When Harry Truman assumed the presidency suddenly in April of 1945 following the death of Franklin Roosevelt, he wasn’t prepared. Frustrated by the lack of briefings and government coordination that would have served him well, Truman realized that moving forward there should be processes in place for incoming administrations to receive critical national security and domestic policy information so they can hit the ground running when they enter the White House.
Ever since, that concept has been embraced by outgoing presidents, whether they were wrapping up their second term or had lost in a bitter reelection fight. It has become a component of U.S. politics that has been taken for granted in the modern era. Until the 2020 presidential election.
Martha Joynt Kumar ’63, a presidential scholar and expert in White House communications and current member of the Connecticut College Board of Trustees, recently joined the Conn community for a virtual talk, “A Truncated Transition: The Impact on President Biden’s Administration.” Kumar, who serves as director of the White House Transition Project, a non-partisan organization that has helped ensure smooth presidential transitions since 1999, has been lauded by Republican and Democratic administrations alike for providing a wealth of knowledge to new White House staffs that prepare them for their new roles.
“Since the 1960’s, a series of laws have been passed requiring outgoing administrations to assemble certain types of information during the transition from across the government for incoming staff that have been very important in ensuring a bare minimum of what is needed,” Kumar said. “But in order to make the laws truly work as intended, there also needs to be a tacit understanding between the outgoing and incoming presidents about the institutional importance of the presidency itself.”
Kumar pointed to both the Carter and H.W. Bush administrations as examples of presidents who suffered stinging losses after bitterly fought reelection campaigns, but were devoted to doing everything in their power, above and beyond the minimum requirements of the law, to assist the incoming presidents and their staffs.

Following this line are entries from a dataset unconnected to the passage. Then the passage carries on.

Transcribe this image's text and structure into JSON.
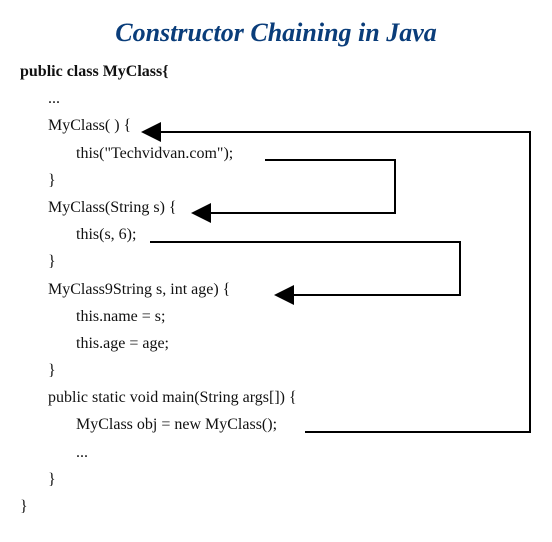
{
  "title": "Constructor Chaining in Java",
  "code": {
    "l1": "public class MyClass{",
    "l2": "...",
    "l3a": "MyClass( ) {",
    "l4": "this(\"Techvidvan.com\");",
    "l5": "}",
    "l6a": "MyClass(String s) {",
    "l7": "this(s, 6);",
    "l8": "}",
    "l9a": "MyClass9String s, int age) {",
    "l10": "this.name = s;",
    "l11": "this.age = age;",
    "l12": "}",
    "l13": "public static void main(String args[]) {",
    "l14": "MyClass obj = new MyClass();",
    "l15": "...",
    "l16": "}",
    "l17": "}"
  }
}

George W. Bush also faced a shortened transition period in 2000/2001 due to the delayed outcome of the 2000 presidential election, but the overwhelming attitude of both parties over the years has been one of deep coordination and cooperation.
“By this bipartisan standard, Donald Trump’s handling of this most recent transition is the worst we’ve ever had,” Kumar argued, explaining that Trump’s refusal to concede the election to Joe Biden, and ordering his staff not to share information with the incoming team or initiate transition measures that are conducted through the Government Services Administration (GSA), both could have hindered the incoming White House staff from fully preparing for pandemic response and vaccine distribution, among other challenges facing the country.
The discussion was hosted by the Department of Government and International Relations, and organized by Professor and Department Chair Tristan Borer, and Susan Eckert Lynch ’62 Professor of Government Maryanne Borrelli.
While Kumar said it was regrettable that we didn’t see more cooperation during the transition from the Trump Administration, Biden’s team—and George W. Bush’s two decades earlier—were still able to make the best of their shortened transitions and devote time to solidifying their staffs and priorities.
“In Bush’s case, he had more time to start crafting legislative proposals and policies with his team relating to issues such as education, tax cuts and an office of faith-based initiatives, while Biden could focus on the pandemic response, the economy, racial justice and climate,” Kumar said. “So, despite a lot of challenges, Biden was still able to hit the ground running.”